━━ Entries supplied

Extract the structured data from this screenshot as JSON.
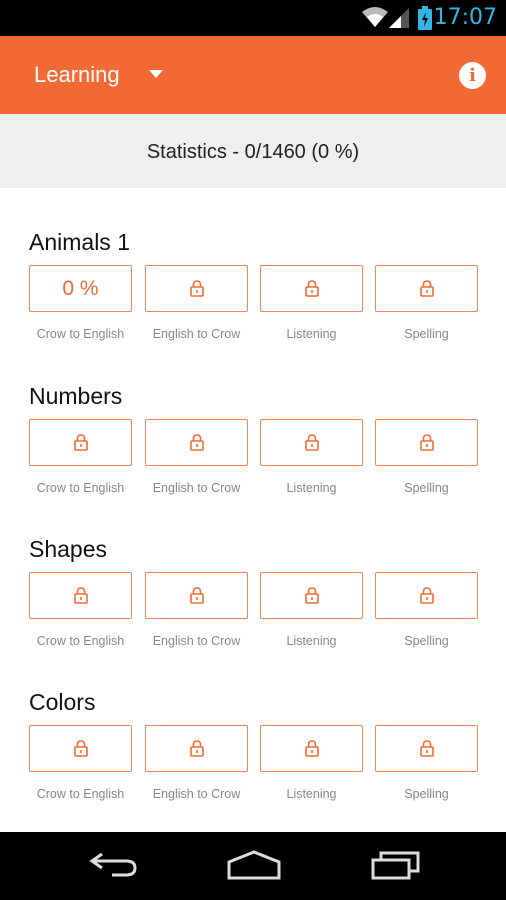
{
  "status_bar": {
    "time": "17:07",
    "icons": [
      "wifi-icon",
      "signal-icon",
      "battery-charging-icon"
    ]
  },
  "app_bar": {
    "title": "Learning",
    "dropdown_icon": "chevron-down-icon",
    "info_icon": "info-icon",
    "info_glyph": "i"
  },
  "stats": {
    "text": "Statistics - 0/1460 (0 %)"
  },
  "sections": [
    {
      "title": "Animals 1",
      "tiles": [
        {
          "label": "Crow to English",
          "state": "progress",
          "value": "0 %"
        },
        {
          "label": "English to Crow",
          "state": "locked"
        },
        {
          "label": "Listening",
          "state": "locked"
        },
        {
          "label": "Spelling",
          "state": "locked"
        }
      ]
    },
    {
      "title": "Numbers",
      "tiles": [
        {
          "label": "Crow to English",
          "state": "locked"
        },
        {
          "label": "English to Crow",
          "state": "locked"
        },
        {
          "label": "Listening",
          "state": "locked"
        },
        {
          "label": "Spelling",
          "state": "locked"
        }
      ]
    },
    {
      "title": "Shapes",
      "tiles": [
        {
          "label": "Crow to English",
          "state": "locked"
        },
        {
          "label": "English to Crow",
          "state": "locked"
        },
        {
          "label": "Listening",
          "state": "locked"
        },
        {
          "label": "Spelling",
          "state": "locked"
        }
      ]
    },
    {
      "title": "Colors",
      "tiles": [
        {
          "label": "Crow to English",
          "state": "locked"
        },
        {
          "label": "English to Crow",
          "state": "locked"
        },
        {
          "label": "Listening",
          "state": "locked"
        },
        {
          "label": "Spelling",
          "state": "locked"
        }
      ]
    }
  ],
  "nav_bar": {
    "buttons": [
      "back-icon",
      "home-icon",
      "recents-icon"
    ]
  },
  "colors": {
    "accent": "#f26a35",
    "tile_border": "#f2845a",
    "stats_bg": "#efefef",
    "status_text": "#33b5e5"
  }
}
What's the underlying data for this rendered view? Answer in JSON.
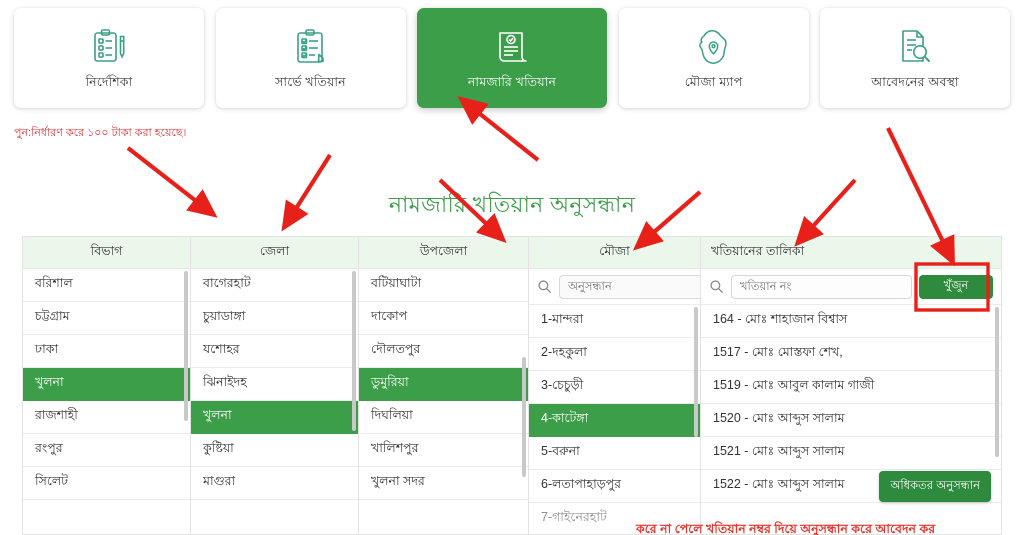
{
  "tabs": [
    {
      "label": "নির্দেশিকা",
      "icon": "clipboard-pen-icon",
      "active": false
    },
    {
      "label": "সার্ভে খতিয়ান",
      "icon": "clipboard-check-icon",
      "active": false
    },
    {
      "label": "নামজারি খতিয়ান",
      "icon": "certificate-icon",
      "active": true
    },
    {
      "label": "মৌজা ম্যাপ",
      "icon": "map-pin-icon",
      "active": false
    },
    {
      "label": "আবেদনের অবস্থা",
      "icon": "document-search-icon",
      "active": false
    }
  ],
  "notices": {
    "top": "পুন:নির্ধারণ করে ১০০ টাকা করা হয়েছে।",
    "bottom": "করে না পেলে খতিয়ান নম্বর দিয়ে অনুসন্ধান করে আবেদন কর"
  },
  "page": {
    "title": "নামজারি খতিয়ান অনুসন্ধান"
  },
  "columns": {
    "division": {
      "header": "বিভাগ",
      "items": [
        {
          "label": "বরিশাল",
          "selected": false
        },
        {
          "label": "চট্টগ্রাম",
          "selected": false
        },
        {
          "label": "ঢাকা",
          "selected": false
        },
        {
          "label": "খুলনা",
          "selected": true
        },
        {
          "label": "রাজশাহী",
          "selected": false
        },
        {
          "label": "রংপুর",
          "selected": false
        },
        {
          "label": "সিলেট",
          "selected": false
        }
      ]
    },
    "district": {
      "header": "জেলা",
      "items": [
        {
          "label": "বাগেরহাট",
          "selected": false
        },
        {
          "label": "চুয়াডাঙ্গা",
          "selected": false
        },
        {
          "label": "যশোহর",
          "selected": false
        },
        {
          "label": "ঝিনাইদহ",
          "selected": false
        },
        {
          "label": "খুলনা",
          "selected": true
        },
        {
          "label": "কুষ্টিয়া",
          "selected": false
        },
        {
          "label": "মাগুরা",
          "selected": false
        }
      ]
    },
    "upazila": {
      "header": "উপজেলা",
      "items": [
        {
          "label": "বটিয়াঘাটা",
          "selected": false
        },
        {
          "label": "দাকোপ",
          "selected": false
        },
        {
          "label": "দৌলতপুর",
          "selected": false
        },
        {
          "label": "ডুমুরিয়া",
          "selected": true
        },
        {
          "label": "দিঘলিয়া",
          "selected": false
        },
        {
          "label": "খালিশপুর",
          "selected": false
        },
        {
          "label": "খুলনা সদর",
          "selected": false
        }
      ]
    },
    "mouza": {
      "header": "মৌজা",
      "search_placeholder": "অনুসন্ধান",
      "search_value": "",
      "items": [
        {
          "label": "1-মান্দরা",
          "selected": false
        },
        {
          "label": "2-দহকুলা",
          "selected": false
        },
        {
          "label": "3-চেচুড়ী",
          "selected": false
        },
        {
          "label": "4-কাটেঙ্গা",
          "selected": true
        },
        {
          "label": "5-বরুনা",
          "selected": false
        },
        {
          "label": "6-লতাপাহাড়পুর",
          "selected": false
        },
        {
          "label": "7-গাইনেরহাট",
          "selected": false
        }
      ]
    },
    "khatian": {
      "header": "খতিয়ানের তালিকা",
      "search_placeholder": "খতিয়ান নং",
      "search_value": "",
      "find_button": "খুঁজুন",
      "more_button": "অধিকতর অনুসন্ধান",
      "items": [
        {
          "label": "164 - মোঃ শাহাজান বিশ্বাস",
          "selected": false
        },
        {
          "label": "1517 - মোঃ মোস্তফা শেখ,",
          "selected": false
        },
        {
          "label": "1519 - মোঃ আবুল কালাম গাজী",
          "selected": false
        },
        {
          "label": "1520 - মোঃ আব্দুস সালাম",
          "selected": false
        },
        {
          "label": "1521 - মোঃ আব্দুস সালাম",
          "selected": false
        },
        {
          "label": "1522 - মোঃ আব্দুস সালাম",
          "selected": false
        }
      ]
    }
  },
  "colors": {
    "brand_green": "#3d9e4a",
    "button_green": "#2e8b3d",
    "icon_teal": "#3aa088",
    "header_bg": "#eaf7ea",
    "annotation_red": "#e8201a",
    "notice_red": "#e8342c"
  }
}
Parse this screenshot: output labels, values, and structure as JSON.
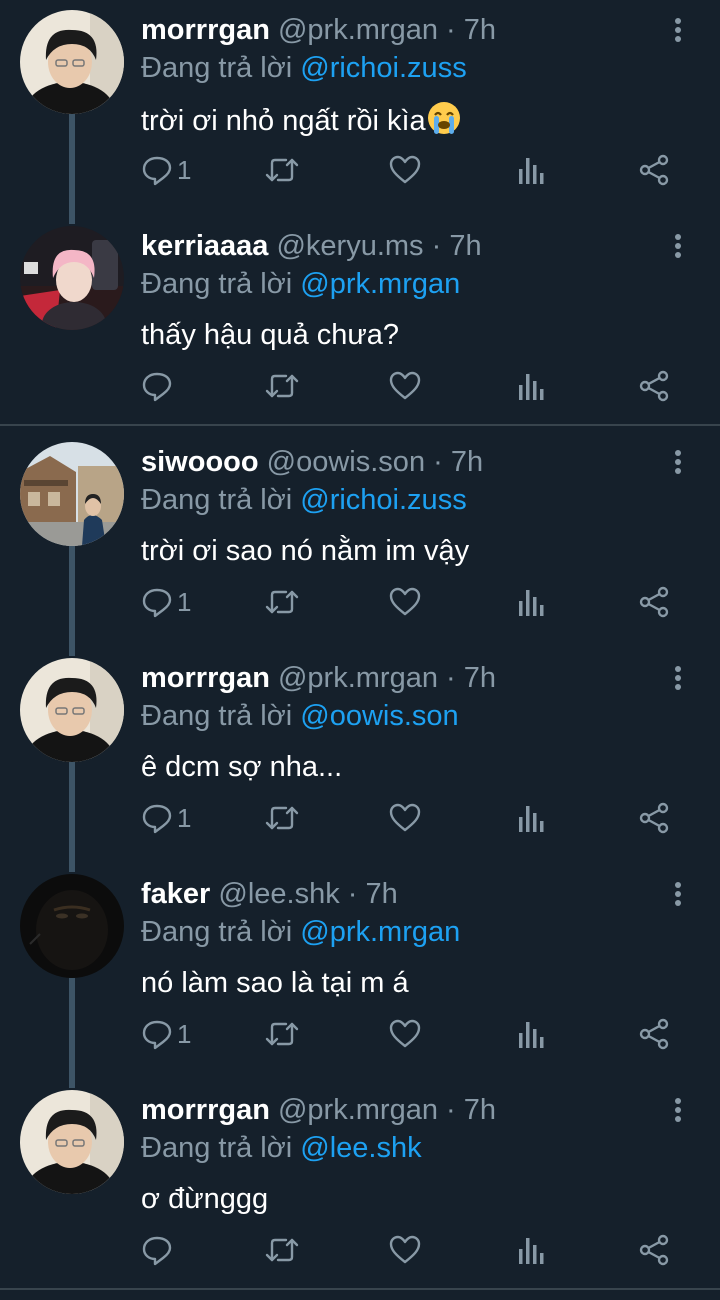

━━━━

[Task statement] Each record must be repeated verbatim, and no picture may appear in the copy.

[Response area]
Extract the structured data from this screenshot as JSON.
{
  "status_bar": {
    "time": "17:07",
    "icons": [
      "wifi-icon",
      "signal-icon",
      "battery-charging-icon"
    ]
  },
  "app_bar": {
    "title": "Learning",
    "dropdown_icon": "chevron-down-icon",
    "info_icon": "info-icon",
    "info_glyph": "i"
  },
  "stats": {
    "text": "Statistics - 0/1460 (0 %)"
  },
  "sections": [
    {
      "title": "Animals 1",
      "tiles": [
        {
          "label": "Crow to English",
          "state": "progress",
          "value": "0 %"
        },
        {
          "label": "English to Crow",
          "state": "locked"
        },
        {
          "label": "Listening",
          "state": "locked"
        },
        {
          "label": "Spelling",
          "state": "locked"
        }
      ]
    },
    {
      "title": "Numbers",
      "tiles": [
        {
          "label": "Crow to English",
          "state": "locked"
        },
        {
          "label": "English to Crow",
          "state": "locked"
        },
        {
          "label": "Listening",
          "state": "locked"
        },
        {
          "label": "Spelling",
          "state": "locked"
        }
      ]
    },
    {
      "title": "Shapes",
      "tiles": [
        {
          "label": "Crow to English",
          "state": "locked"
        },
        {
          "label": "English to Crow",
          "state": "locked"
        },
        {
          "label": "Listening",
          "state": "locked"
        },
        {
          "label": "Spelling",
          "state": "locked"
        }
      ]
    },
    {
      "title": "Colors",
      "tiles": [
        {
          "label": "Crow to English",
          "state": "locked"
        },
        {
          "label": "English to Crow",
          "state": "locked"
        },
        {
          "label": "Listening",
          "state": "locked"
        },
        {
          "label": "Spelling",
          "state": "locked"
        }
      ]
    }
  ],
  "nav_bar": {
    "buttons": [
      "back-icon",
      "home-icon",
      "recents-icon"
    ]
  },
  "colors": {
    "accent": "#f26a35",
    "tile_border": "#f2845a",
    "stats_bg": "#efefef",
    "status_text": "#33b5e5"
  }
}
What's the underlying data for this rendered view? Answer in JSON.
{
  "tabs": [
    {
      "label": "নির্দেশিকা",
      "icon": "clipboard-pen-icon",
      "active": false
    },
    {
      "label": "সার্ভে খতিয়ান",
      "icon": "clipboard-check-icon",
      "active": false
    },
    {
      "label": "নামজারি খতিয়ান",
      "icon": "certificate-icon",
      "active": true
    },
    {
      "label": "মৌজা ম্যাপ",
      "icon": "map-pin-icon",
      "active": false
    },
    {
      "label": "আবেদনের অবস্থা",
      "icon": "document-search-icon",
      "active": false
    }
  ],
  "notices": {
    "top": "পুন:নির্ধারণ করে ১০০ টাকা করা হয়েছে।",
    "bottom": "করে না পেলে খতিয়ান নম্বর দিয়ে অনুসন্ধান করে আবেদন কর"
  },
  "page": {
    "title": "নামজারি খতিয়ান অনুসন্ধান"
  },
  "columns": {
    "division": {
      "header": "বিভাগ",
      "items": [
        {
          "label": "বরিশাল",
          "selected": false
        },
        {
          "label": "চট্টগ্রাম",
          "selected": false
        },
        {
          "label": "ঢাকা",
          "selected": false
        },
        {
          "label": "খুলনা",
          "selected": true
        },
        {
          "label": "রাজশাহী",
          "selected": false
        },
        {
          "label": "রংপুর",
          "selected": false
        },
        {
          "label": "সিলেট",
          "selected": false
        }
      ]
    },
    "district": {
      "header": "জেলা",
      "items": [
        {
          "label": "বাগেরহাট",
          "selected": false
        },
        {
          "label": "চুয়াডাঙ্গা",
          "selected": false
        },
        {
          "label": "যশোহর",
          "selected": false
        },
        {
          "label": "ঝিনাইদহ",
          "selected": false
        },
        {
          "label": "খুলনা",
          "selected": true
        },
        {
          "label": "কুষ্টিয়া",
          "selected": false
        },
        {
          "label": "মাগুরা",
          "selected": false
        }
      ]
    },
    "upazila": {
      "header": "উপজেলা",
      "items": [
        {
          "label": "বটিয়াঘাটা",
          "selected": false
        },
        {
          "label": "দাকোপ",
          "selected": false
        },
        {
          "label": "দৌলতপুর",
          "selected": false
        },
        {
          "label": "ডুমুরিয়া",
          "selected": true
        },
        {
          "label": "দিঘলিয়া",
          "selected": false
        },
        {
          "label": "খালিশপুর",
          "selected": false
        },
        {
          "label": "খুলনা সদর",
          "selected": false
        }
      ]
    },
    "mouza": {
      "header": "মৌজা",
      "search_placeholder": "অনুসন্ধান",
      "search_value": "",
      "items": [
        {
          "label": "1-মান্দরা",
          "selected": false
        },
        {
          "label": "2-দহকুলা",
          "selected": false
        },
        {
          "label": "3-চেচুড়ী",
          "selected": false
        },
        {
          "label": "4-কাটেঙ্গা",
          "selected": true
        },
        {
          "label": "5-বরুনা",
          "selected": false
        },
        {
          "label": "6-লতাপাহাড়পুর",
          "selected": false
        },
        {
          "label": "7-গাইনেরহাট",
          "selected": false
        }
      ]
    },
    "khatian": {
      "header": "খতিয়ানের তালিকা",
      "search_placeholder": "খতিয়ান নং",
      "search_value": "",
      "find_button": "খুঁজুন",
      "more_button": "অধিকতর অনুসন্ধান",
      "items": [
        {
          "label": "164 - মোঃ শাহাজান বিশ্বাস",
          "selected": false
        },
        {
          "label": "1517 - মোঃ মোস্তফা শেখ,",
          "selected": false
        },
        {
          "label": "1519 - মোঃ আবুল কালাম গাজী",
          "selected": false
        },
        {
          "label": "1520 - মোঃ আব্দুস সালাম",
          "selected": false
        },
        {
          "label": "1521 - মোঃ আব্দুস সালাম",
          "selected": false
        },
        {
          "label": "1522 - মোঃ আব্দুস সালাম",
          "selected": false
        }
      ]
    }
  },
  "colors": {
    "brand_green": "#3d9e4a",
    "button_green": "#2e8b3d",
    "icon_teal": "#3aa088",
    "header_bg": "#eaf7ea",
    "annotation_red": "#e8201a",
    "notice_red": "#e8342c"
  }
}
Parse this screenshot: output labels, values, and structure as JSON.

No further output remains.